Brief ▸
Return all lines of the records that contain the word "Tareas".

[Dataset rows describing interfaces]
*** Begin section ***

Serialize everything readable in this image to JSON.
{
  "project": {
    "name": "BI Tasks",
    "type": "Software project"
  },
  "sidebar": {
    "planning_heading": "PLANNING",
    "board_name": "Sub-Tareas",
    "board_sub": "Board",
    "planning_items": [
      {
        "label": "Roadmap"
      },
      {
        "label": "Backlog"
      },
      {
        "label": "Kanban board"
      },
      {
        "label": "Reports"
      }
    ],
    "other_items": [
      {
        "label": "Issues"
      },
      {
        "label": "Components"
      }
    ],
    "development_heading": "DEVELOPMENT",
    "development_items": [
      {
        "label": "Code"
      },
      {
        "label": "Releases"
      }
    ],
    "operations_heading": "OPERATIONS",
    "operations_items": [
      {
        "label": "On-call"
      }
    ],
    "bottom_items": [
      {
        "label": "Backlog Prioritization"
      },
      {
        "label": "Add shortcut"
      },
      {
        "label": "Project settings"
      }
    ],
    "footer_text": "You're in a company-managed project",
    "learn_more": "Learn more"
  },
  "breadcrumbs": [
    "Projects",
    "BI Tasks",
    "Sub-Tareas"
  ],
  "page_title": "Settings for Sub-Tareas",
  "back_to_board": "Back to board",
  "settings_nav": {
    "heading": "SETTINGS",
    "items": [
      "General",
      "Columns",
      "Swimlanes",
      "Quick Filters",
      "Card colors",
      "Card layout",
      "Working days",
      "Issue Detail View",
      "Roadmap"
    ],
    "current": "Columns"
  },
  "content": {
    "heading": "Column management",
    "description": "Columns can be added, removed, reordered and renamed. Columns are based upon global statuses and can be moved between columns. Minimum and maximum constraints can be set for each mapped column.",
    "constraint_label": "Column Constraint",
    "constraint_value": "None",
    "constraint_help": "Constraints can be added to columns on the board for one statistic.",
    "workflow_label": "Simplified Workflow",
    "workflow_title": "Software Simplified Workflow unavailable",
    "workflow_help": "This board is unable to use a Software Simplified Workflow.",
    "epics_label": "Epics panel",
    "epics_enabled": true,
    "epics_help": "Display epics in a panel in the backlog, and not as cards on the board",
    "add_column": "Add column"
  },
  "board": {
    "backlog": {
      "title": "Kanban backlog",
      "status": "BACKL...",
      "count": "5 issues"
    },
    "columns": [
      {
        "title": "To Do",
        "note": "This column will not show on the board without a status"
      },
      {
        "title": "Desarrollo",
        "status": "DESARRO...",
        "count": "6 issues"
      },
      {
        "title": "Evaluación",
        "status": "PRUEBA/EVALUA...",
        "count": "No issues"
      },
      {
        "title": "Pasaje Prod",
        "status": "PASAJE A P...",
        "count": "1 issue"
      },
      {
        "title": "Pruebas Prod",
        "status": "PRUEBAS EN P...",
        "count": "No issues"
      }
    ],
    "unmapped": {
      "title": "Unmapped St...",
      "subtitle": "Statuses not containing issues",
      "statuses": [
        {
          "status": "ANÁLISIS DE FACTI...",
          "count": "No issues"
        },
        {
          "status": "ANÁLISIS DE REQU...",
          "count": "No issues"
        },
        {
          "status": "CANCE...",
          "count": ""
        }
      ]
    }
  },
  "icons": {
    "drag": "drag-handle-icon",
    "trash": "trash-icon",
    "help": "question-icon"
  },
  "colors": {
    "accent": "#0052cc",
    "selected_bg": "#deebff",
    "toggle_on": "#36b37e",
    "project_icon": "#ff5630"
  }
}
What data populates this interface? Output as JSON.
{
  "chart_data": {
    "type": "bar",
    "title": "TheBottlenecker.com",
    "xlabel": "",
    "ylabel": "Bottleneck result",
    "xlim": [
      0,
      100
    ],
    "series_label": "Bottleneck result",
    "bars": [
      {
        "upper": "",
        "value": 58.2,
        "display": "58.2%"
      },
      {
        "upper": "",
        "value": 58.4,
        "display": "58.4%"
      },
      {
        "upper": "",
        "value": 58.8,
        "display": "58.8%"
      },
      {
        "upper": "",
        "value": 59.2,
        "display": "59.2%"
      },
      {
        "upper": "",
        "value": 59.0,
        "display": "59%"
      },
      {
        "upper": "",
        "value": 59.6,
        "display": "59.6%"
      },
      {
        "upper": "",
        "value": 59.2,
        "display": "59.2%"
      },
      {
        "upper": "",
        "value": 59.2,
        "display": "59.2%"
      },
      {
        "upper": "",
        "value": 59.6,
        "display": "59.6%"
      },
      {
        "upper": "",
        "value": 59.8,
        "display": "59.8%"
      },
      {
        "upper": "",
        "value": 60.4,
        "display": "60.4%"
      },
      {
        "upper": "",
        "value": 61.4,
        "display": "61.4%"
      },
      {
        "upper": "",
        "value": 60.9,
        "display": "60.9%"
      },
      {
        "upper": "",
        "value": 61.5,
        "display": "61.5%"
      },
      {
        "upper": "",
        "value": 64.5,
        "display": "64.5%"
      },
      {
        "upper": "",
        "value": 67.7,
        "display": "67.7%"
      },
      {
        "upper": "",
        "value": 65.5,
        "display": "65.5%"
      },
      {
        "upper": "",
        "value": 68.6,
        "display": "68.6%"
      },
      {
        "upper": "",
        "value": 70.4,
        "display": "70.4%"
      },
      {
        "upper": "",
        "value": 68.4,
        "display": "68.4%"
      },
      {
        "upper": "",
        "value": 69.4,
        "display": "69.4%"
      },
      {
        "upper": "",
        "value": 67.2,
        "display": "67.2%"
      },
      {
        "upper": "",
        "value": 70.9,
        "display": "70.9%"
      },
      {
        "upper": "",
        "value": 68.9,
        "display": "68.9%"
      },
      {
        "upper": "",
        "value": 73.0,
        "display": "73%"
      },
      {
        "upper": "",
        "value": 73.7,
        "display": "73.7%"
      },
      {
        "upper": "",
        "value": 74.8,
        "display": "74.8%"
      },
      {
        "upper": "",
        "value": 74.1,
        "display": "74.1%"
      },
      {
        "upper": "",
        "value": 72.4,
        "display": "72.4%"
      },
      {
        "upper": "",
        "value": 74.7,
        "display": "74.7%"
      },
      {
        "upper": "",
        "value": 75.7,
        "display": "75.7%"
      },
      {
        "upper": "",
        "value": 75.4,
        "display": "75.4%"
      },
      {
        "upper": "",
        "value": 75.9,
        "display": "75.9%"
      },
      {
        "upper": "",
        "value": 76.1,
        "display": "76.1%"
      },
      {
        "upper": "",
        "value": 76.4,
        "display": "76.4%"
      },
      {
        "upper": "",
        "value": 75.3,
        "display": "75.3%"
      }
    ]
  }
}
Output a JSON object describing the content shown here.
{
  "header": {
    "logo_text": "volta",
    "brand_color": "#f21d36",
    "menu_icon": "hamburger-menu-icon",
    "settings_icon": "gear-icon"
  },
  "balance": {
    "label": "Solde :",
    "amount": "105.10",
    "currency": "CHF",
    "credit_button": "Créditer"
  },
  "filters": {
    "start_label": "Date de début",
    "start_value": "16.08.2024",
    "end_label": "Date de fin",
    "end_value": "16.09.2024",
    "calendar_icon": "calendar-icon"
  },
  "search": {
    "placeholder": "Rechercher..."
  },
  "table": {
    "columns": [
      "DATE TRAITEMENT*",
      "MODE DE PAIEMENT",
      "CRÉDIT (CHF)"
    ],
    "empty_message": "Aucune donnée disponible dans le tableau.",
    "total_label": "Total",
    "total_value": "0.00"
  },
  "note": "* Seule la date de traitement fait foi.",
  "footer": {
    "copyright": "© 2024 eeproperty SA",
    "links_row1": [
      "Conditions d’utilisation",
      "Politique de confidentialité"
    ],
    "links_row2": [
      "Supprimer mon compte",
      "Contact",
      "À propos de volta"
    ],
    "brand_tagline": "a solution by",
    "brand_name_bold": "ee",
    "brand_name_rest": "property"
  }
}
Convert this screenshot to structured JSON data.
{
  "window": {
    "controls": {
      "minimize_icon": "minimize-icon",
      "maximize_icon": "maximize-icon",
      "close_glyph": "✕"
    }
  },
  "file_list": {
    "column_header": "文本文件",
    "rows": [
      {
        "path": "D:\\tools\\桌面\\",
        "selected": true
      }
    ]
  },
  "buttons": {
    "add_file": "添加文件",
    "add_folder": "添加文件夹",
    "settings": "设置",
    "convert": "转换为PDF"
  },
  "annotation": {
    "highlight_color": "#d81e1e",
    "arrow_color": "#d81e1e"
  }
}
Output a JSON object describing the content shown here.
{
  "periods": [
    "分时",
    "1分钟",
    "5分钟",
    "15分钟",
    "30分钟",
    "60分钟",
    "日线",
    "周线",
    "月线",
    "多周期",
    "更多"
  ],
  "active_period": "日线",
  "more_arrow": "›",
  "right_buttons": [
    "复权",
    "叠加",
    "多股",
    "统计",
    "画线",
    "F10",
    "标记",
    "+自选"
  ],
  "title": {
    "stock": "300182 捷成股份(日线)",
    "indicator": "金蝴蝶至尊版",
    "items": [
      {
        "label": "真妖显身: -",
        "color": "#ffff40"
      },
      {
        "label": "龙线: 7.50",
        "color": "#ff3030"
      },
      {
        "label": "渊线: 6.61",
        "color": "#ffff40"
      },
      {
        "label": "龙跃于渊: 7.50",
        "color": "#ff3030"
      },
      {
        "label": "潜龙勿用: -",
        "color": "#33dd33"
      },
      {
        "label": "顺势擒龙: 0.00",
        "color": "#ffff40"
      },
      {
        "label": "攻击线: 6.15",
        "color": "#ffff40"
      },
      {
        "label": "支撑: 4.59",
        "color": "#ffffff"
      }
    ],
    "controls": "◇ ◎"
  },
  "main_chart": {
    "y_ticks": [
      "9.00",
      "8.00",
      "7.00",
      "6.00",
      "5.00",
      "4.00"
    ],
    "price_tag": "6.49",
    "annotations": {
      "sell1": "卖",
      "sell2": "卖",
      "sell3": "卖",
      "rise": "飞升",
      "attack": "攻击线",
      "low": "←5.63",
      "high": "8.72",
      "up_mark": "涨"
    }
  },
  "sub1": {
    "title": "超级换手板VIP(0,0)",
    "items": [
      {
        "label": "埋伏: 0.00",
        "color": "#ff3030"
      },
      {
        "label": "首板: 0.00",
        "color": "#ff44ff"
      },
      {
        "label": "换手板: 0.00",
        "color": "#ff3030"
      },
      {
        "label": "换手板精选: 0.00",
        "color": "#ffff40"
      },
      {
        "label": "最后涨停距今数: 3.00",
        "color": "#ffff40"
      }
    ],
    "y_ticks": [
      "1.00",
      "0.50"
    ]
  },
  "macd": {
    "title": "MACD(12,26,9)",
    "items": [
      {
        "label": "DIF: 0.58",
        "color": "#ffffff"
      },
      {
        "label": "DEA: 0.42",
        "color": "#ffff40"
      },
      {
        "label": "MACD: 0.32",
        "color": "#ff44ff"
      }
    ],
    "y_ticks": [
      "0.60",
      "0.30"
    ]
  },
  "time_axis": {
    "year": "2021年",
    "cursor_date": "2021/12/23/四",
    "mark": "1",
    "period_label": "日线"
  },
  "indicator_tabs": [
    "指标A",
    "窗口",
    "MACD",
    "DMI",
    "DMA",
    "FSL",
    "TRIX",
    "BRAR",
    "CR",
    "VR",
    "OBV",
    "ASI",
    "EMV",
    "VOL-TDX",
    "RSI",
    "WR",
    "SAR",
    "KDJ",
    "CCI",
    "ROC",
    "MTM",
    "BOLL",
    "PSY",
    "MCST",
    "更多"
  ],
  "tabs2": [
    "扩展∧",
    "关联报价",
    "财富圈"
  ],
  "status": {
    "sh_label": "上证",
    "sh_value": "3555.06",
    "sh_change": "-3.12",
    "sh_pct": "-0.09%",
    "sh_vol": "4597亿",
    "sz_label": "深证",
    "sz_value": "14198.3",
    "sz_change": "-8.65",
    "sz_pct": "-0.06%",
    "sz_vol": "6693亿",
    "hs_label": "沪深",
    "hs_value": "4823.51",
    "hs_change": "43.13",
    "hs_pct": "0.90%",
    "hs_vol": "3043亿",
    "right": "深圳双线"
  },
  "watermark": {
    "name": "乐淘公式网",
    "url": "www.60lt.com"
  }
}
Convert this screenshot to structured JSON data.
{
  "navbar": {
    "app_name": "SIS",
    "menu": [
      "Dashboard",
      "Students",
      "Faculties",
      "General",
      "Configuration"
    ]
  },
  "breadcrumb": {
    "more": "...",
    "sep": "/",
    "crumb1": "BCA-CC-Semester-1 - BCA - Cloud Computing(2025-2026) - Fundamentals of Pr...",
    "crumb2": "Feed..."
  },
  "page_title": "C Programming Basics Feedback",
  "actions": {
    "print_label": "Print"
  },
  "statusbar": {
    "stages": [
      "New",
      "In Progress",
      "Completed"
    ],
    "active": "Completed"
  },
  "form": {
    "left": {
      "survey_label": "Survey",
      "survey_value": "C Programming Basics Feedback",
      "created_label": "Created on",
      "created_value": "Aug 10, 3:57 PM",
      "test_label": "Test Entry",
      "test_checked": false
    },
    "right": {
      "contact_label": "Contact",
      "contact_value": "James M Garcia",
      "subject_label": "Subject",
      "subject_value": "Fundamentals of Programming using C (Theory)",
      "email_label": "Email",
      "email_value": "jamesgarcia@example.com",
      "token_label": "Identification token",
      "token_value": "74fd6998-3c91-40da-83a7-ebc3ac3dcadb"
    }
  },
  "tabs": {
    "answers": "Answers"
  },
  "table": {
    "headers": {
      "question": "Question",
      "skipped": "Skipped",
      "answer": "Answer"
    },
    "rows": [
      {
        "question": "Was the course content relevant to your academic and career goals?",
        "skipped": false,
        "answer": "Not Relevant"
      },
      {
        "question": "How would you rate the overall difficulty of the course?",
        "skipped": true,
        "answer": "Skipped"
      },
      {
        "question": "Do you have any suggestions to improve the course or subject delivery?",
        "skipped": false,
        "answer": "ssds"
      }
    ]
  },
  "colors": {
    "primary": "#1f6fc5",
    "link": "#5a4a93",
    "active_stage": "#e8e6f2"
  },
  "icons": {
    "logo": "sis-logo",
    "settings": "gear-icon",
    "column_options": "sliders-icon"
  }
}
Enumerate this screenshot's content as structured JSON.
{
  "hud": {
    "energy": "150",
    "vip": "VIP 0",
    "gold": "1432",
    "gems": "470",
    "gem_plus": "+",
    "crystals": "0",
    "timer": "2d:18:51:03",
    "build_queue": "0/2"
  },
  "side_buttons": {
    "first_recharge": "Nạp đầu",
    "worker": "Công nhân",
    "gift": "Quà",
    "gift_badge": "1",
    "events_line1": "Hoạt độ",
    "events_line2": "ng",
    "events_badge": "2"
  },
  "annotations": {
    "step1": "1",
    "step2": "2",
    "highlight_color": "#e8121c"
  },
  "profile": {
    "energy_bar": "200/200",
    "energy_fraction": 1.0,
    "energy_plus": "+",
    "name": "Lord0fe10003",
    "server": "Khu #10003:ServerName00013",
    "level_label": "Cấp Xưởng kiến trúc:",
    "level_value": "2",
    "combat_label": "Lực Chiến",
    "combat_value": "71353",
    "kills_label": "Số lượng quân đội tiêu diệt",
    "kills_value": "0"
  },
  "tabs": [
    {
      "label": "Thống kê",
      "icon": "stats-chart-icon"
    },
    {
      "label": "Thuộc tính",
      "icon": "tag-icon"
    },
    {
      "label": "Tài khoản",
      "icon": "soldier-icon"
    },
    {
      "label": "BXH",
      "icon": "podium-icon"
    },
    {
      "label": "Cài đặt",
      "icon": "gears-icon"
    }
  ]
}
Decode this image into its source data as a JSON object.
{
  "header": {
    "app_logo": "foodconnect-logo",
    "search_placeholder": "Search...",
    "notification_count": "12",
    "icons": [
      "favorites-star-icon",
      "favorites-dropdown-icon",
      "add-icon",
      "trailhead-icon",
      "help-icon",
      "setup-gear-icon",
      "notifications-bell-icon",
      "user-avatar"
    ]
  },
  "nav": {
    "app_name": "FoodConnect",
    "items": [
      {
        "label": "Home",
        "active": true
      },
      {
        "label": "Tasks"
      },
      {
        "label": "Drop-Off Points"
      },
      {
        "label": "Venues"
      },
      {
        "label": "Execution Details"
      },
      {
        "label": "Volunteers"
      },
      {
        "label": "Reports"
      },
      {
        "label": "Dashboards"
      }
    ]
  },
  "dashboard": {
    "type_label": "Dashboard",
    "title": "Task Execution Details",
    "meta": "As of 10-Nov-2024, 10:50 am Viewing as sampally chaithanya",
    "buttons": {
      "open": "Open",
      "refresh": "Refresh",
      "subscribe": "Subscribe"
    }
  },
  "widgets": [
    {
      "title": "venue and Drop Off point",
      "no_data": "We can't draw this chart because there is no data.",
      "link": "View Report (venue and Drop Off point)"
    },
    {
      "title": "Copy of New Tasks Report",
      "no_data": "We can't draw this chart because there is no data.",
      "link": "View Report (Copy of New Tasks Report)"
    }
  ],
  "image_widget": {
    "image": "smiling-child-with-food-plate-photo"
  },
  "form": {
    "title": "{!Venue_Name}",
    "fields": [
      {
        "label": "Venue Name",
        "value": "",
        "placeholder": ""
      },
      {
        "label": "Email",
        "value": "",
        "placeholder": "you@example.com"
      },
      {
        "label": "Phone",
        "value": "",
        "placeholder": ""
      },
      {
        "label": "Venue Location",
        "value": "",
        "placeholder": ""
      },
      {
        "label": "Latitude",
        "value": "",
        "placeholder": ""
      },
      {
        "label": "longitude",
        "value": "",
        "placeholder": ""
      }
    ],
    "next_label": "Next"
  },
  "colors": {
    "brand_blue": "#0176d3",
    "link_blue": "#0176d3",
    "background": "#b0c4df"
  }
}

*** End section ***

Output of the task ▸
    "board_name": "Sub-Tareas",
    "Sub-Tareas"
  "page_title": "Settings for Sub-Tareas",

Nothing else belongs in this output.